§ **Source material**
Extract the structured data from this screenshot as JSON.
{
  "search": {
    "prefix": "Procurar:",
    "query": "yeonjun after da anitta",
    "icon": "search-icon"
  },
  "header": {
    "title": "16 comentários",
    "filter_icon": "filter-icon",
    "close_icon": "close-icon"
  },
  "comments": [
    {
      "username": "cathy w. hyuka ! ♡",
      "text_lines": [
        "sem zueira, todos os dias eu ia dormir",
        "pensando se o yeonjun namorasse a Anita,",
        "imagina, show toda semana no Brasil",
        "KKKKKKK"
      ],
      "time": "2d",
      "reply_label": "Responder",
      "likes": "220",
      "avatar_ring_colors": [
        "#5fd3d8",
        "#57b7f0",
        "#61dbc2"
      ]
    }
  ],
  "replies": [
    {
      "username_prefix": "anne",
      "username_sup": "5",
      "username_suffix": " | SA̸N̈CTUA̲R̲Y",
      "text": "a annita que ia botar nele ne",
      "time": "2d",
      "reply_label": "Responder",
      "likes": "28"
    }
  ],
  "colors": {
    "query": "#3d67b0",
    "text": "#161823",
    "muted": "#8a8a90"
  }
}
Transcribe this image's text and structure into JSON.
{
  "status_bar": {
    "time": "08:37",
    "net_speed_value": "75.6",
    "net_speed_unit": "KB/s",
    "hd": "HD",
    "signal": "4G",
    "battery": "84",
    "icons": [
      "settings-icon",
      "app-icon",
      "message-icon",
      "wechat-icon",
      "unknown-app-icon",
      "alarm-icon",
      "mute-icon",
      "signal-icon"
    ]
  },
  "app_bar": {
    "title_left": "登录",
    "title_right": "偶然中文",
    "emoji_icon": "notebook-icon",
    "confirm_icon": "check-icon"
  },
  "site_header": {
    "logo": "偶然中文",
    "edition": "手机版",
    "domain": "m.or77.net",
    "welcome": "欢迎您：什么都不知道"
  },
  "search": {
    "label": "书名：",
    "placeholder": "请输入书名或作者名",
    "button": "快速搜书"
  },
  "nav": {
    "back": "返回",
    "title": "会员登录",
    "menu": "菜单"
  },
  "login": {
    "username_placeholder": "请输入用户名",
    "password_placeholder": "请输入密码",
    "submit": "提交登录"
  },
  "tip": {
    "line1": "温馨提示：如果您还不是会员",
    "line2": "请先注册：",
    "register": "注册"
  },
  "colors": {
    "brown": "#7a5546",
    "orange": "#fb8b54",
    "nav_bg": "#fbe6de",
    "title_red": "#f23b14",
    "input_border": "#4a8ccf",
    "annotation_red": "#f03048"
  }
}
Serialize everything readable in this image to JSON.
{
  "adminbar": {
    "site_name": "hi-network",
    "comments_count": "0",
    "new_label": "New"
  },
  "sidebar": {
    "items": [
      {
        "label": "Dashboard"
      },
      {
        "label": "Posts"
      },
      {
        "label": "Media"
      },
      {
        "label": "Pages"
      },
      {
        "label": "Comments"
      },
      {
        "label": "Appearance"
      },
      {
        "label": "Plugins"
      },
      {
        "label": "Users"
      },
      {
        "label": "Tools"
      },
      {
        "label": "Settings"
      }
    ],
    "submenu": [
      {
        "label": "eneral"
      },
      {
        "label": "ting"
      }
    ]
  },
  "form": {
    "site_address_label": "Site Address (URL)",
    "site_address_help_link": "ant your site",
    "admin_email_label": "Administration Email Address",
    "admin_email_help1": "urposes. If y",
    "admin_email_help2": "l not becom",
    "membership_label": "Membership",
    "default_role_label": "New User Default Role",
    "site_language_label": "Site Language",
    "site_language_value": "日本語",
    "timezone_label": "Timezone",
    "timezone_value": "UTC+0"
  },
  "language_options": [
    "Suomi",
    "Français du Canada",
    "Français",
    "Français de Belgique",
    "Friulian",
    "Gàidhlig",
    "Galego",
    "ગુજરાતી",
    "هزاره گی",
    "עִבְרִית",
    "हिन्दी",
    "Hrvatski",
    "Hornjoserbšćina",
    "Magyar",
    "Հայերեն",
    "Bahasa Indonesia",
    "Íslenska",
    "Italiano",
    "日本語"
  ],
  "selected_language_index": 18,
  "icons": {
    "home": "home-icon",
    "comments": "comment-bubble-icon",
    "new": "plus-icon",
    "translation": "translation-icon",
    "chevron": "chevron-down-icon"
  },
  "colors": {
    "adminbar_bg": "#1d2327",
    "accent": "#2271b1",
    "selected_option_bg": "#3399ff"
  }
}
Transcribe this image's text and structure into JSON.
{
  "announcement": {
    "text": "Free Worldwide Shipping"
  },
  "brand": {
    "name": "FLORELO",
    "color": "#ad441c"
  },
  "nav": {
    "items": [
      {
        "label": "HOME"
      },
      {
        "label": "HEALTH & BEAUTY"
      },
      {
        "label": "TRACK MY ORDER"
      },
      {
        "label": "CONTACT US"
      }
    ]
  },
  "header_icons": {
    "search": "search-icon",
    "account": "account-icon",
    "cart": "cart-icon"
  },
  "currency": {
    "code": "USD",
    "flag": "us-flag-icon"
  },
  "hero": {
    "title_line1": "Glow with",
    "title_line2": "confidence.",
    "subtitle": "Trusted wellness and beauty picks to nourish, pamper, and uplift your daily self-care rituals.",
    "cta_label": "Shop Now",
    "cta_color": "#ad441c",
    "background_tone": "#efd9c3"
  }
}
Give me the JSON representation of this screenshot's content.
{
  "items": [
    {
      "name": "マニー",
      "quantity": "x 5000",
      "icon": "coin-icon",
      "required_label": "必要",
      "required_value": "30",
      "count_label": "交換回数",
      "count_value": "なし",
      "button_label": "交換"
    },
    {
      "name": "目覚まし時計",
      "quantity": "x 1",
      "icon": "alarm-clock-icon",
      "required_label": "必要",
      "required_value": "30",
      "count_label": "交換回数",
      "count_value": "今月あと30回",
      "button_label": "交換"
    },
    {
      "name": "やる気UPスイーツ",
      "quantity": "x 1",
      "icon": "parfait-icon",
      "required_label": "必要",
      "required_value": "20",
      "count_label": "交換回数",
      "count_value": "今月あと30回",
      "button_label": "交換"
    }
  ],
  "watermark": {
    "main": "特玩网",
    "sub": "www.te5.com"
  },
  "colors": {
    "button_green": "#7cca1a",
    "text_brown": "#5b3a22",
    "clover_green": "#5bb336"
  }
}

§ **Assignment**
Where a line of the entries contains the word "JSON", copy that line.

§ **Exercise answer**
Extract the structured data from this screenshot as JSON.
Transcribe this image's text and structure into JSON.
Serialize everything readable in this image to JSON.
Transcribe this image's text and structure into JSON.
Give me the JSON representation of this screenshot's content.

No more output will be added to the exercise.